The Sununu Youth Center is one of 80 prisons nationwide that a new national campaign called Youth First says should be shut down. (Google Earth)
The Sununu Youth Center is one of 80 prisons nationwide that a new national campaign called Youth First says should be shut down. (Google Earth)
March 14, 2016

CONCORD, N.H. - A group of youth advocates are calling for the Sununu Youth Center in Manchester to be shut down.

"Youth First" is a new national campaign calling for the closure of 80 of the nation's oldest and largest youth prisons. Sununu Center is on the list because of its size. Liz Ryan, president and chief executive of Youth First, said the facility was designed to hold 144 young offenders but currently is holding only a fraction of that capacity.

"You only have 40 kids in that facility in New Hampshire," she said. "It begs the question of whether or not that facility is the best place to put children. You're only using a third of the facility, but you are still really paying to run the whole thing."

Ryan urged state decision makers to take a look at community-based alternatives, which she said not only produce better outcomes for the young offenders but also are more cost effective.

Another major issue is who ends up being incarcerated at Sununu. Ryan said black youths are being held way out of proportion to their number in the Granite State's population.

"The percent of African-American youth in the general youth population is about 2 percent," she said. "Then, when you look at the incarcerated population, it's about 36 percent, so that's a very stark disparity in terms of who is incarcerated in New Hampshire."
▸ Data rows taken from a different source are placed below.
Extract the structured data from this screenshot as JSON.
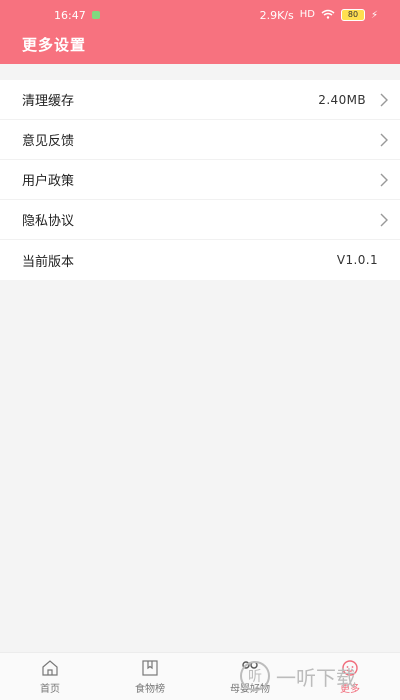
{
  "status": {
    "time": "16:47",
    "speed": "2.9K/s",
    "signal": "HD",
    "battery": "80"
  },
  "header": {
    "title": "更多设置"
  },
  "settings": [
    {
      "label": "清理缓存",
      "value": "2.40MB",
      "chevron": true
    },
    {
      "label": "意见反馈",
      "value": "",
      "chevron": true
    },
    {
      "label": "用户政策",
      "value": "",
      "chevron": true
    },
    {
      "label": "隐私协议",
      "value": "",
      "chevron": true
    },
    {
      "label": "当前版本",
      "value": "V1.0.1",
      "chevron": false
    }
  ],
  "tabs": [
    {
      "label": "首页",
      "icon": "home-icon",
      "active": false
    },
    {
      "label": "食物榜",
      "icon": "bookmark-icon",
      "active": false
    },
    {
      "label": "母婴好物",
      "icon": "stroller-icon",
      "active": false
    },
    {
      "label": "更多",
      "icon": "more-face-icon",
      "active": true
    }
  ],
  "watermark": {
    "text": "一听下载",
    "icon_text": "听"
  },
  "colors": {
    "header": "#f7727f",
    "active_tab": "#f06b7a",
    "background": "#f4f4f4"
  }
}
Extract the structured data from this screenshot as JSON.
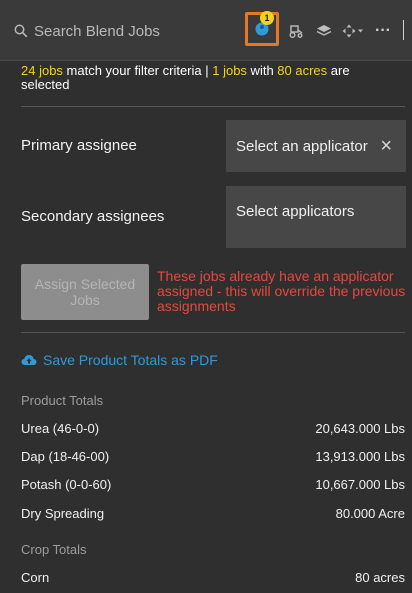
{
  "toolbar": {
    "search_placeholder": "Search Blend Jobs",
    "jobs_badge": "1",
    "more_label": "···"
  },
  "summary": {
    "jobs_count": "24 jobs",
    "match_text": " match your filter criteria | ",
    "selected_jobs": "1 jobs",
    "with_text": " with ",
    "acres": "80 acres",
    "selected_text": " are selected"
  },
  "assignees": {
    "primary_label": "Primary assignee",
    "primary_value": "Select an applicator",
    "primary_clear": "×",
    "secondary_label": "Secondary assignees",
    "secondary_placeholder": "Select applicators"
  },
  "assign_button": "Assign Selected Jobs",
  "warning": "These jobs already have an applicator assigned - this will override the previous assignments",
  "pdf_link": "Save Product Totals as PDF",
  "product_totals": {
    "title": "Product Totals",
    "rows": [
      {
        "name": "Urea (46-0-0)",
        "value": "20,643.000 Lbs"
      },
      {
        "name": "Dap (18-46-00)",
        "value": "13,913.000 Lbs"
      },
      {
        "name": "Potash (0-0-60)",
        "value": "10,667.000 Lbs"
      },
      {
        "name": "Dry Spreading",
        "value": "80.000 Acre"
      }
    ]
  },
  "crop_totals": {
    "title": "Crop Totals",
    "rows": [
      {
        "name": "Corn",
        "value": "80 acres"
      }
    ]
  },
  "colors": {
    "highlight": "#f5d21c",
    "warning": "#e8473e",
    "link": "#2e9bd8",
    "active_border": "#e07a26"
  }
}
Ryan said young people being held in these very large facilities are basically being "warehoused," and that it simply is an obsolete approach.

"The youth in those facilities experience very high recidivism rates," she said, "and they are much more likely, substantially more likely, than youth who are in the community to be placed in the adult criminal-justice system."

Her group just released a new poll that found that about 77 percent of Americans favor changing the focus of the juvenile-justice system from incarceration to rehabilitation. The Youth First report is online at youthfirstinitiative.org.

Mike Clifford, Public News Service - NH